-- DATA follows --
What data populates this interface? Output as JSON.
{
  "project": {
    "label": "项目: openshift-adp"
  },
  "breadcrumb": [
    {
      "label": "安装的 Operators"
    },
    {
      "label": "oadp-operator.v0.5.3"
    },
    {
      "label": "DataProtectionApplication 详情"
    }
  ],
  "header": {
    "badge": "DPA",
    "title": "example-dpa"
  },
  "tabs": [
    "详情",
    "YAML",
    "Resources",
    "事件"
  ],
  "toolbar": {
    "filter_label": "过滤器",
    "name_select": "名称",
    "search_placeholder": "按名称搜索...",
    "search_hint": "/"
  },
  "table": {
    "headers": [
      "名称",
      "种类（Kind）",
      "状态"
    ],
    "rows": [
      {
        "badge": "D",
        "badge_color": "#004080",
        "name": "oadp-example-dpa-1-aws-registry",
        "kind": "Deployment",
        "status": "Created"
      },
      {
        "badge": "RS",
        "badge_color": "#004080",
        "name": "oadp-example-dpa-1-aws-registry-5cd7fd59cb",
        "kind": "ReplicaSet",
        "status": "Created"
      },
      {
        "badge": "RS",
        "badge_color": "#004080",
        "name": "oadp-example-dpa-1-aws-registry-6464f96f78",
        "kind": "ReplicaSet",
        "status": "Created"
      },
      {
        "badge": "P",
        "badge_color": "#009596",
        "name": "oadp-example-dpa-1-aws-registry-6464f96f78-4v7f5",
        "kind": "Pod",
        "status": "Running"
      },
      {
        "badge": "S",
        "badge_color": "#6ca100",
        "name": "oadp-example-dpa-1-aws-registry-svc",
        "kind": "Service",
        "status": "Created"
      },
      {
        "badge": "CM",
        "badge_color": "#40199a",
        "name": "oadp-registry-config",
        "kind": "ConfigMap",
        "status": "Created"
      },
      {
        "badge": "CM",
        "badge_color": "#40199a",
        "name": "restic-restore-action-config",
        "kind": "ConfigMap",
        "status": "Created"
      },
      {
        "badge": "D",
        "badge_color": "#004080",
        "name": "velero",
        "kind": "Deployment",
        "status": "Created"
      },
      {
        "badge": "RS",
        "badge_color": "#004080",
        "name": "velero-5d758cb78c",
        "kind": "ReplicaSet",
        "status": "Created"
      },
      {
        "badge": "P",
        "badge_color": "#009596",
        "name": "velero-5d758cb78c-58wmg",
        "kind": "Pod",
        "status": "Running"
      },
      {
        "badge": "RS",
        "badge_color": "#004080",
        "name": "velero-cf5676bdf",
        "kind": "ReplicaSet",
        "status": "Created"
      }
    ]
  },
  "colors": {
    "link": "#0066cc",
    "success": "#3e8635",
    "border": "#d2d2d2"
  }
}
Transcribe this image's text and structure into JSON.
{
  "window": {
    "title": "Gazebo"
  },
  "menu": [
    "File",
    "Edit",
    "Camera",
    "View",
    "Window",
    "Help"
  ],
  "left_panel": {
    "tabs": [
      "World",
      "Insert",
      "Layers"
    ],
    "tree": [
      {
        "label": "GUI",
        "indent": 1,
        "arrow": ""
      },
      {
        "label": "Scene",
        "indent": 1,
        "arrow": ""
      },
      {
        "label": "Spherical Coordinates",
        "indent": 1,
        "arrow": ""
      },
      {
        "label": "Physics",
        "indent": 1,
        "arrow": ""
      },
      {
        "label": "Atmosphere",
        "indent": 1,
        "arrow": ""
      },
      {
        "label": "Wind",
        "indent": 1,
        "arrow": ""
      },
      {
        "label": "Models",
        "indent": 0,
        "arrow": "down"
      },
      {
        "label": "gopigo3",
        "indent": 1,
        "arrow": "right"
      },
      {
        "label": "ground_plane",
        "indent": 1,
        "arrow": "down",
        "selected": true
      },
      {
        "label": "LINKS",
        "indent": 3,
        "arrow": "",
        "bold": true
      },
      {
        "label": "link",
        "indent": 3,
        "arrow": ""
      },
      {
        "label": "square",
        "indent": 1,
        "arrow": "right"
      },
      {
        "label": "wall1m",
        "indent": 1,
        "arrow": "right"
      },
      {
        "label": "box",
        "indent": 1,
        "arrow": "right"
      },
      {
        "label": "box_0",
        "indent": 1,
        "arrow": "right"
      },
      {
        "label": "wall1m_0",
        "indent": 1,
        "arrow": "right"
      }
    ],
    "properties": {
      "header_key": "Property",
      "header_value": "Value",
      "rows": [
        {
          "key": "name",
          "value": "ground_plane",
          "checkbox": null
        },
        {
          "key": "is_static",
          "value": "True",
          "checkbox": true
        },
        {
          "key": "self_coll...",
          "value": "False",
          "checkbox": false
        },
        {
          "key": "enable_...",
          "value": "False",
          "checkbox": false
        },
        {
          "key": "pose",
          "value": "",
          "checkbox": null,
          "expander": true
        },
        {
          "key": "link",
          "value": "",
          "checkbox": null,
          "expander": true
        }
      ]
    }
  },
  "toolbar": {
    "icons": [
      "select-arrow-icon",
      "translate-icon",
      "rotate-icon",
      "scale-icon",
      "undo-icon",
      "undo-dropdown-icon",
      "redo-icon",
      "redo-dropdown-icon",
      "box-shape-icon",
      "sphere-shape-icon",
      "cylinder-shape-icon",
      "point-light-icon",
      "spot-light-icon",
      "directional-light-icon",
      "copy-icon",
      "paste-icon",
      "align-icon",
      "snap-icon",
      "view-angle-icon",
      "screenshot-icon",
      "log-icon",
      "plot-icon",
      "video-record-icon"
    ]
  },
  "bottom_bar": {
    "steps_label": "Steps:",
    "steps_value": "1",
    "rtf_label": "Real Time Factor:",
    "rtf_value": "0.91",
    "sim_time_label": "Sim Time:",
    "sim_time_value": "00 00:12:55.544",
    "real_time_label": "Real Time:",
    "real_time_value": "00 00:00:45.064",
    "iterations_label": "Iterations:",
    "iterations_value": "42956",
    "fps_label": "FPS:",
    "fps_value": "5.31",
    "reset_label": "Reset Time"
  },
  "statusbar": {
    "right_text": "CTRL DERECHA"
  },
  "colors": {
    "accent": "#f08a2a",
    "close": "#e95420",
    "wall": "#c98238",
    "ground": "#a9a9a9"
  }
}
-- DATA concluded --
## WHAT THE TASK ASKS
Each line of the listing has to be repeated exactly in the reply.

## RESPONSE
What data populates this interface? Output as JSON.
{
  "project": {
    "label": "项目: openshift-adp"
  },
  "breadcrumb": [
    {
      "label": "安装的 Operators"
    },
    {
      "label": "oadp-operator.v0.5.3"
    },
    {
      "label": "DataProtectionApplication 详情"
    }
  ],
  "header": {
    "badge": "DPA",
    "title": "example-dpa"
  },
  "tabs": [
    "详情",
    "YAML",
    "Resources",
    "事件"
  ],
  "toolbar": {
    "filter_label": "过滤器",
    "name_select": "名称",
    "search_placeholder": "按名称搜索...",
    "search_hint": "/"
  },
  "table": {
    "headers": [
      "名称",
      "种类（Kind）",
      "状态"
    ],
    "rows": [
      {
        "badge": "D",
        "badge_color": "#004080",
        "name": "oadp-example-dpa-1-aws-registry",
        "kind": "Deployment",
        "status": "Created"
      },
      {
        "badge": "RS",
        "badge_color": "#004080",
        "name": "oadp-example-dpa-1-aws-registry-5cd7fd59cb",
        "kind": "ReplicaSet",
        "status": "Created"
      },
      {
        "badge": "RS",
        "badge_color": "#004080",
        "name": "oadp-example-dpa-1-aws-registry-6464f96f78",
        "kind": "ReplicaSet",
        "status": "Created"
      },
      {
        "badge": "P",
        "badge_color": "#009596",
        "name": "oadp-example-dpa-1-aws-registry-6464f96f78-4v7f5",
        "kind": "Pod",
        "status": "Running"
      },
      {
        "badge": "S",
        "badge_color": "#6ca100",
        "name": "oadp-example-dpa-1-aws-registry-svc",
        "kind": "Service",
        "status": "Created"
      },
      {
        "badge": "CM",
        "badge_color": "#40199a",
        "name": "oadp-registry-config",
        "kind": "ConfigMap",
        "status": "Created"
      },
      {
        "badge": "CM",
        "badge_color": "#40199a",
        "name": "restic-restore-action-config",
        "kind": "ConfigMap",
        "status": "Created"
      },
      {
        "badge": "D",
        "badge_color": "#004080",
        "name": "velero",
        "kind": "Deployment",
        "status": "Created"
      },
      {
        "badge": "RS",
        "badge_color": "#004080",
        "name": "velero-5d758cb78c",
        "kind": "ReplicaSet",
        "status": "Created"
      },
      {
        "badge": "P",
        "badge_color": "#009596",
        "name": "velero-5d758cb78c-58wmg",
        "kind": "Pod",
        "status": "Running"
      },
      {
        "badge": "RS",
        "badge_color": "#004080",
        "name": "velero-cf5676bdf",
        "kind": "ReplicaSet",
        "status": "Created"
      }
    ]
  },
  "colors": {
    "link": "#0066cc",
    "success": "#3e8635",
    "border": "#d2d2d2"
  }
}
Transcribe this image's text and structure into JSON.
{
  "window": {
    "title": "Gazebo"
  },
  "menu": [
    "File",
    "Edit",
    "Camera",
    "View",
    "Window",
    "Help"
  ],
  "left_panel": {
    "tabs": [
      "World",
      "Insert",
      "Layers"
    ],
    "tree": [
      {
        "label": "GUI",
        "indent": 1,
        "arrow": ""
      },
      {
        "label": "Scene",
        "indent": 1,
        "arrow": ""
      },
      {
        "label": "Spherical Coordinates",
        "indent": 1,
        "arrow": ""
      },
      {
        "label": "Physics",
        "indent": 1,
        "arrow": ""
      },
      {
        "label": "Atmosphere",
        "indent": 1,
        "arrow": ""
      },
      {
        "label": "Wind",
        "indent": 1,
        "arrow": ""
      },
      {
        "label": "Models",
        "indent": 0,
        "arrow": "down"
      },
      {
        "label": "gopigo3",
        "indent": 1,
        "arrow": "right"
      },
      {
        "label": "ground_plane",
        "indent": 1,
        "arrow": "down",
        "selected": true
      },
      {
        "label": "LINKS",
        "indent": 3,
        "arrow": "",
        "bold": true
      },
      {
        "label": "link",
        "indent": 3,
        "arrow": ""
      },
      {
        "label": "square",
        "indent": 1,
        "arrow": "right"
      },
      {
        "label": "wall1m",
        "indent": 1,
        "arrow": "right"
      },
      {
        "label": "box",
        "indent": 1,
        "arrow": "right"
      },
      {
        "label": "box_0",
        "indent": 1,
        "arrow": "right"
      },
      {
        "label": "wall1m_0",
        "indent": 1,
        "arrow": "right"
      }
    ],
    "properties": {
      "header_key": "Property",
      "header_value": "Value",
      "rows": [
        {
          "key": "name",
          "value": "ground_plane",
          "checkbox": null
        },
        {
          "key": "is_static",
          "value": "True",
          "checkbox": true
        },
        {
          "key": "self_coll...",
          "value": "False",
          "checkbox": false
        },
        {
          "key": "enable_...",
          "value": "False",
          "checkbox": false
        },
        {
          "key": "pose",
          "value": "",
          "checkbox": null,
          "expander": true
        },
        {
          "key": "link",
          "value": "",
          "checkbox": null,
          "expander": true
        }
      ]
    }
  },
  "toolbar": {
    "icons": [
      "select-arrow-icon",
      "translate-icon",
      "rotate-icon",
      "scale-icon",
      "undo-icon",
      "undo-dropdown-icon",
      "redo-icon",
      "redo-dropdown-icon",
      "box-shape-icon",
      "sphere-shape-icon",
      "cylinder-shape-icon",
      "point-light-icon",
      "spot-light-icon",
      "directional-light-icon",
      "copy-icon",
      "paste-icon",
      "align-icon",
      "snap-icon",
      "view-angle-icon",
      "screenshot-icon",
      "log-icon",
      "plot-icon",
      "video-record-icon"
    ]
  },
  "bottom_bar": {
    "steps_label": "Steps:",
    "steps_value": "1",
    "rtf_label": "Real Time Factor:",
    "rtf_value": "0.91",
    "sim_time_label": "Sim Time:",
    "sim_time_value": "00 00:12:55.544",
    "real_time_label": "Real Time:",
    "real_time_value": "00 00:00:45.064",
    "iterations_label": "Iterations:",
    "iterations_value": "42956",
    "fps_label": "FPS:",
    "fps_value": "5.31",
    "reset_label": "Reset Time"
  },
  "statusbar": {
    "right_text": "CTRL DERECHA"
  },
  "colors": {
    "accent": "#f08a2a",
    "close": "#e95420",
    "wall": "#c98238",
    "ground": "#a9a9a9"
  }
}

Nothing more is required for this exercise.